Not too much change here, partly because there’s no definite plan as to where all the cycle parking will go. There was some discussion around placing parking in the middle of King Street, like in Kensington High Street.

Kensington parking
Kensington parking (from Google Maps)

Obviously this wouldn’t be the only way to park, but it’s under consideration as an option. The removal of large sections of railing will also make a significant difference to the volume of cycle parking available in Twickenham, so if you have any strong opinions on where you think we should be parking, please tell us, and we’ll make sure it’s fed back to the council.

The removal will extend over almost every metre of railing present in Twickenham, including London Road and all the way to the station, which is going to be a huge improvement to the urban realm in the area, meaning you’ll be able to stop off more easily, and pedestrians will be able to cross at a point of their choosing, rather than being penned in to specific crossing points.

Some bonus tidbits

While we were there, we discussed some interesting background with the engineers.
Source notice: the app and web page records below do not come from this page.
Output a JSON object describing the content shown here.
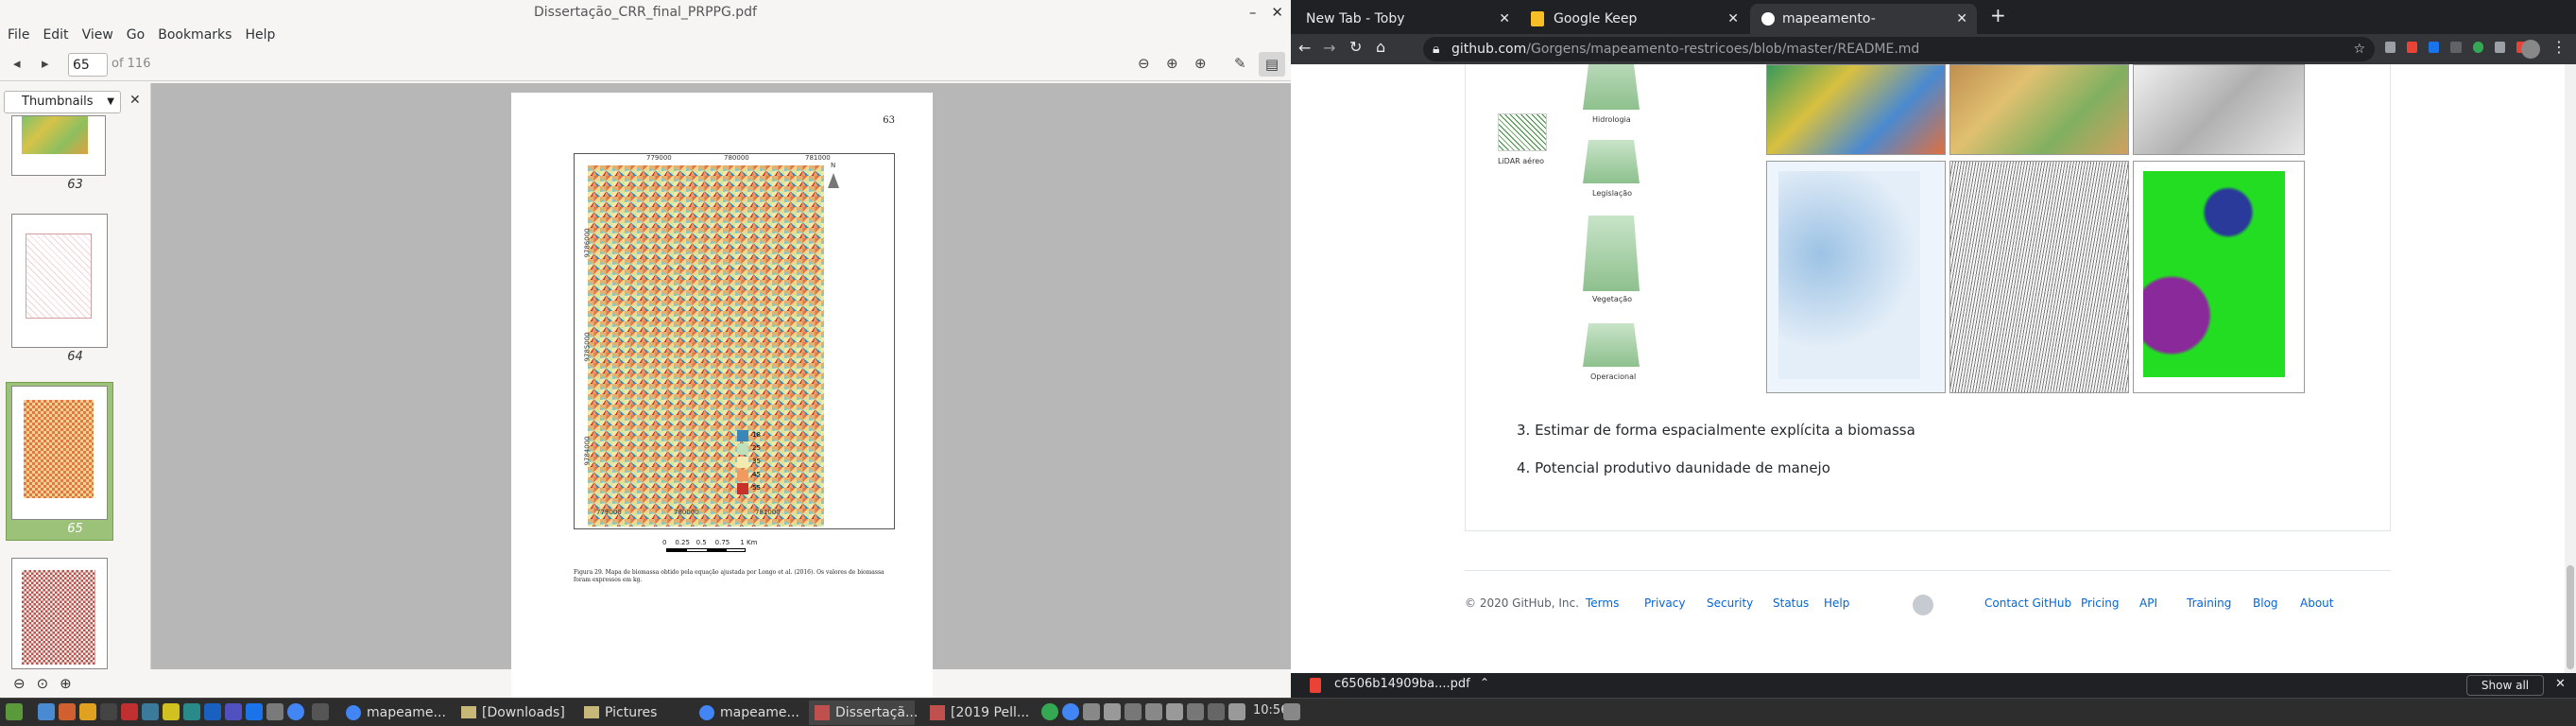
{
  "pdf": {
    "title": "Dissertação_CRR_final_PRPPG.pdf",
    "menu": [
      "File",
      "Edit",
      "View",
      "Go",
      "Bookmarks",
      "Help"
    ],
    "page_current": "65",
    "page_total": "of 116",
    "sidebar_mode": "Thumbnails",
    "thumbnails": [
      {
        "label": "63"
      },
      {
        "label": "64"
      },
      {
        "label": "65"
      }
    ],
    "page_number": "63",
    "map": {
      "x_ticks": [
        "779000",
        "780000",
        "781000"
      ],
      "y_ticks": [
        "9784000",
        "9785000",
        "9786000"
      ],
      "legend_values": [
        "18",
        "25",
        "35",
        "45",
        "55"
      ],
      "scale_text": "0    0.25   0.5    0.75     1 Km",
      "caption": "Figura 29. Mapa de biomassa obtido pela equação ajustada por Longo et al. (2016). Os valores de biomassa foram expressos em kg."
    }
  },
  "chrome": {
    "tabs": [
      {
        "title": "New Tab - Toby"
      },
      {
        "title": "Google Keep"
      },
      {
        "title": "mapeamento-restricoes/READ"
      }
    ],
    "url_host": "github.com",
    "url_path": "/Gorgens/mapeamento-restricoes/blob/master/README.md",
    "diagram_labels": [
      "LiDAR aéreo",
      "Hidrologia",
      "Legislação",
      "Vegetação",
      "Operacional"
    ],
    "list_items": [
      "3. Estimar de forma espacialmente explícita a biomassa",
      "4. Potencial produtivo daunidade de manejo"
    ],
    "footer": {
      "copyright": "© 2020 GitHub, Inc.",
      "left_links": [
        "Terms",
        "Privacy",
        "Security",
        "Status",
        "Help"
      ],
      "right_links": [
        "Contact GitHub",
        "Pricing",
        "API",
        "Training",
        "Blog",
        "About"
      ]
    },
    "download": {
      "file": "c6506b14909ba....pdf",
      "show_all": "Show all"
    }
  },
  "taskbar": {
    "tasks": [
      "mapeame...",
      "[Downloads]",
      "Pictures",
      "mapeame...",
      "Dissertaçã...",
      "[2019 Pell..."
    ],
    "clock": "10:56"
  }
}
For example, they’ve surveyed the car parking provided in Twickenham, and they know that the main car parks have spare capacity at peak times.

They also discussed the impact that TfL requirements were having on planning and, interestingly for us, these seem very focussed on making sure buses can get through, which means that there’s a real change in direction from the ‘smoothing traffic flow‘ that has been a TfL stalwart for quite a while now.

Finally, it sounds like traffic volumes in Twickenham have been falling for a while now – we’ll try to get the figures for this, but it’ll make interesting reading, when considered against the plans for how traffic flows through the town centre.